(Website and app data records)
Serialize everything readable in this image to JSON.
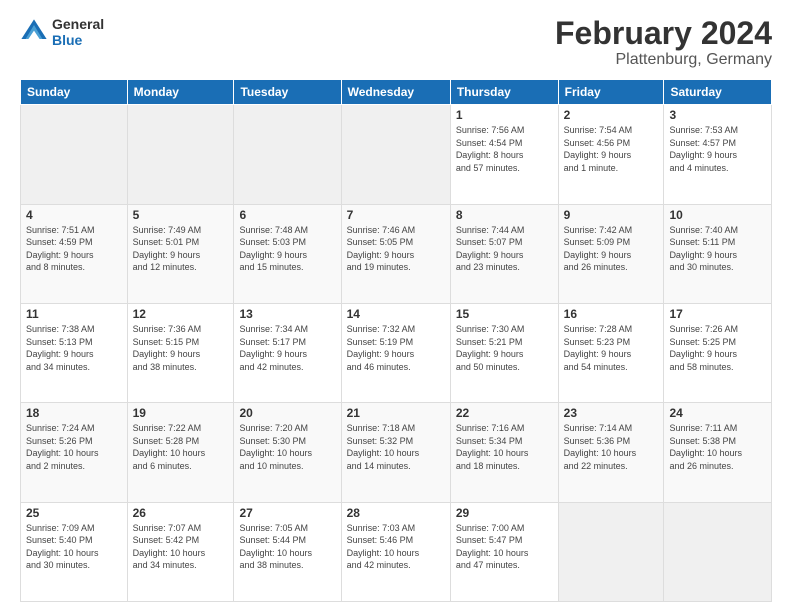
{
  "logo": {
    "line1": "General",
    "line2": "Blue"
  },
  "title": "February 2024",
  "subtitle": "Plattenburg, Germany",
  "days_of_week": [
    "Sunday",
    "Monday",
    "Tuesday",
    "Wednesday",
    "Thursday",
    "Friday",
    "Saturday"
  ],
  "weeks": [
    [
      {
        "day": "",
        "info": ""
      },
      {
        "day": "",
        "info": ""
      },
      {
        "day": "",
        "info": ""
      },
      {
        "day": "",
        "info": ""
      },
      {
        "day": "1",
        "info": "Sunrise: 7:56 AM\nSunset: 4:54 PM\nDaylight: 8 hours\nand 57 minutes."
      },
      {
        "day": "2",
        "info": "Sunrise: 7:54 AM\nSunset: 4:56 PM\nDaylight: 9 hours\nand 1 minute."
      },
      {
        "day": "3",
        "info": "Sunrise: 7:53 AM\nSunset: 4:57 PM\nDaylight: 9 hours\nand 4 minutes."
      }
    ],
    [
      {
        "day": "4",
        "info": "Sunrise: 7:51 AM\nSunset: 4:59 PM\nDaylight: 9 hours\nand 8 minutes."
      },
      {
        "day": "5",
        "info": "Sunrise: 7:49 AM\nSunset: 5:01 PM\nDaylight: 9 hours\nand 12 minutes."
      },
      {
        "day": "6",
        "info": "Sunrise: 7:48 AM\nSunset: 5:03 PM\nDaylight: 9 hours\nand 15 minutes."
      },
      {
        "day": "7",
        "info": "Sunrise: 7:46 AM\nSunset: 5:05 PM\nDaylight: 9 hours\nand 19 minutes."
      },
      {
        "day": "8",
        "info": "Sunrise: 7:44 AM\nSunset: 5:07 PM\nDaylight: 9 hours\nand 23 minutes."
      },
      {
        "day": "9",
        "info": "Sunrise: 7:42 AM\nSunset: 5:09 PM\nDaylight: 9 hours\nand 26 minutes."
      },
      {
        "day": "10",
        "info": "Sunrise: 7:40 AM\nSunset: 5:11 PM\nDaylight: 9 hours\nand 30 minutes."
      }
    ],
    [
      {
        "day": "11",
        "info": "Sunrise: 7:38 AM\nSunset: 5:13 PM\nDaylight: 9 hours\nand 34 minutes."
      },
      {
        "day": "12",
        "info": "Sunrise: 7:36 AM\nSunset: 5:15 PM\nDaylight: 9 hours\nand 38 minutes."
      },
      {
        "day": "13",
        "info": "Sunrise: 7:34 AM\nSunset: 5:17 PM\nDaylight: 9 hours\nand 42 minutes."
      },
      {
        "day": "14",
        "info": "Sunrise: 7:32 AM\nSunset: 5:19 PM\nDaylight: 9 hours\nand 46 minutes."
      },
      {
        "day": "15",
        "info": "Sunrise: 7:30 AM\nSunset: 5:21 PM\nDaylight: 9 hours\nand 50 minutes."
      },
      {
        "day": "16",
        "info": "Sunrise: 7:28 AM\nSunset: 5:23 PM\nDaylight: 9 hours\nand 54 minutes."
      },
      {
        "day": "17",
        "info": "Sunrise: 7:26 AM\nSunset: 5:25 PM\nDaylight: 9 hours\nand 58 minutes."
      }
    ],
    [
      {
        "day": "18",
        "info": "Sunrise: 7:24 AM\nSunset: 5:26 PM\nDaylight: 10 hours\nand 2 minutes."
      },
      {
        "day": "19",
        "info": "Sunrise: 7:22 AM\nSunset: 5:28 PM\nDaylight: 10 hours\nand 6 minutes."
      },
      {
        "day": "20",
        "info": "Sunrise: 7:20 AM\nSunset: 5:30 PM\nDaylight: 10 hours\nand 10 minutes."
      },
      {
        "day": "21",
        "info": "Sunrise: 7:18 AM\nSunset: 5:32 PM\nDaylight: 10 hours\nand 14 minutes."
      },
      {
        "day": "22",
        "info": "Sunrise: 7:16 AM\nSunset: 5:34 PM\nDaylight: 10 hours\nand 18 minutes."
      },
      {
        "day": "23",
        "info": "Sunrise: 7:14 AM\nSunset: 5:36 PM\nDaylight: 10 hours\nand 22 minutes."
      },
      {
        "day": "24",
        "info": "Sunrise: 7:11 AM\nSunset: 5:38 PM\nDaylight: 10 hours\nand 26 minutes."
      }
    ],
    [
      {
        "day": "25",
        "info": "Sunrise: 7:09 AM\nSunset: 5:40 PM\nDaylight: 10 hours\nand 30 minutes."
      },
      {
        "day": "26",
        "info": "Sunrise: 7:07 AM\nSunset: 5:42 PM\nDaylight: 10 hours\nand 34 minutes."
      },
      {
        "day": "27",
        "info": "Sunrise: 7:05 AM\nSunset: 5:44 PM\nDaylight: 10 hours\nand 38 minutes."
      },
      {
        "day": "28",
        "info": "Sunrise: 7:03 AM\nSunset: 5:46 PM\nDaylight: 10 hours\nand 42 minutes."
      },
      {
        "day": "29",
        "info": "Sunrise: 7:00 AM\nSunset: 5:47 PM\nDaylight: 10 hours\nand 47 minutes."
      },
      {
        "day": "",
        "info": ""
      },
      {
        "day": "",
        "info": ""
      }
    ]
  ]
}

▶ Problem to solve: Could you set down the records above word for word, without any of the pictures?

▶ Your response:
Serialize everything readable in this image to JSON.
{
  "logo": {
    "line1": "General",
    "line2": "Blue"
  },
  "title": "February 2024",
  "subtitle": "Plattenburg, Germany",
  "days_of_week": [
    "Sunday",
    "Monday",
    "Tuesday",
    "Wednesday",
    "Thursday",
    "Friday",
    "Saturday"
  ],
  "weeks": [
    [
      {
        "day": "",
        "info": ""
      },
      {
        "day": "",
        "info": ""
      },
      {
        "day": "",
        "info": ""
      },
      {
        "day": "",
        "info": ""
      },
      {
        "day": "1",
        "info": "Sunrise: 7:56 AM\nSunset: 4:54 PM\nDaylight: 8 hours\nand 57 minutes."
      },
      {
        "day": "2",
        "info": "Sunrise: 7:54 AM\nSunset: 4:56 PM\nDaylight: 9 hours\nand 1 minute."
      },
      {
        "day": "3",
        "info": "Sunrise: 7:53 AM\nSunset: 4:57 PM\nDaylight: 9 hours\nand 4 minutes."
      }
    ],
    [
      {
        "day": "4",
        "info": "Sunrise: 7:51 AM\nSunset: 4:59 PM\nDaylight: 9 hours\nand 8 minutes."
      },
      {
        "day": "5",
        "info": "Sunrise: 7:49 AM\nSunset: 5:01 PM\nDaylight: 9 hours\nand 12 minutes."
      },
      {
        "day": "6",
        "info": "Sunrise: 7:48 AM\nSunset: 5:03 PM\nDaylight: 9 hours\nand 15 minutes."
      },
      {
        "day": "7",
        "info": "Sunrise: 7:46 AM\nSunset: 5:05 PM\nDaylight: 9 hours\nand 19 minutes."
      },
      {
        "day": "8",
        "info": "Sunrise: 7:44 AM\nSunset: 5:07 PM\nDaylight: 9 hours\nand 23 minutes."
      },
      {
        "day": "9",
        "info": "Sunrise: 7:42 AM\nSunset: 5:09 PM\nDaylight: 9 hours\nand 26 minutes."
      },
      {
        "day": "10",
        "info": "Sunrise: 7:40 AM\nSunset: 5:11 PM\nDaylight: 9 hours\nand 30 minutes."
      }
    ],
    [
      {
        "day": "11",
        "info": "Sunrise: 7:38 AM\nSunset: 5:13 PM\nDaylight: 9 hours\nand 34 minutes."
      },
      {
        "day": "12",
        "info": "Sunrise: 7:36 AM\nSunset: 5:15 PM\nDaylight: 9 hours\nand 38 minutes."
      },
      {
        "day": "13",
        "info": "Sunrise: 7:34 AM\nSunset: 5:17 PM\nDaylight: 9 hours\nand 42 minutes."
      },
      {
        "day": "14",
        "info": "Sunrise: 7:32 AM\nSunset: 5:19 PM\nDaylight: 9 hours\nand 46 minutes."
      },
      {
        "day": "15",
        "info": "Sunrise: 7:30 AM\nSunset: 5:21 PM\nDaylight: 9 hours\nand 50 minutes."
      },
      {
        "day": "16",
        "info": "Sunrise: 7:28 AM\nSunset: 5:23 PM\nDaylight: 9 hours\nand 54 minutes."
      },
      {
        "day": "17",
        "info": "Sunrise: 7:26 AM\nSunset: 5:25 PM\nDaylight: 9 hours\nand 58 minutes."
      }
    ],
    [
      {
        "day": "18",
        "info": "Sunrise: 7:24 AM\nSunset: 5:26 PM\nDaylight: 10 hours\nand 2 minutes."
      },
      {
        "day": "19",
        "info": "Sunrise: 7:22 AM\nSunset: 5:28 PM\nDaylight: 10 hours\nand 6 minutes."
      },
      {
        "day": "20",
        "info": "Sunrise: 7:20 AM\nSunset: 5:30 PM\nDaylight: 10 hours\nand 10 minutes."
      },
      {
        "day": "21",
        "info": "Sunrise: 7:18 AM\nSunset: 5:32 PM\nDaylight: 10 hours\nand 14 minutes."
      },
      {
        "day": "22",
        "info": "Sunrise: 7:16 AM\nSunset: 5:34 PM\nDaylight: 10 hours\nand 18 minutes."
      },
      {
        "day": "23",
        "info": "Sunrise: 7:14 AM\nSunset: 5:36 PM\nDaylight: 10 hours\nand 22 minutes."
      },
      {
        "day": "24",
        "info": "Sunrise: 7:11 AM\nSunset: 5:38 PM\nDaylight: 10 hours\nand 26 minutes."
      }
    ],
    [
      {
        "day": "25",
        "info": "Sunrise: 7:09 AM\nSunset: 5:40 PM\nDaylight: 10 hours\nand 30 minutes."
      },
      {
        "day": "26",
        "info": "Sunrise: 7:07 AM\nSunset: 5:42 PM\nDaylight: 10 hours\nand 34 minutes."
      },
      {
        "day": "27",
        "info": "Sunrise: 7:05 AM\nSunset: 5:44 PM\nDaylight: 10 hours\nand 38 minutes."
      },
      {
        "day": "28",
        "info": "Sunrise: 7:03 AM\nSunset: 5:46 PM\nDaylight: 10 hours\nand 42 minutes."
      },
      {
        "day": "29",
        "info": "Sunrise: 7:00 AM\nSunset: 5:47 PM\nDaylight: 10 hours\nand 47 minutes."
      },
      {
        "day": "",
        "info": ""
      },
      {
        "day": "",
        "info": ""
      }
    ]
  ]
}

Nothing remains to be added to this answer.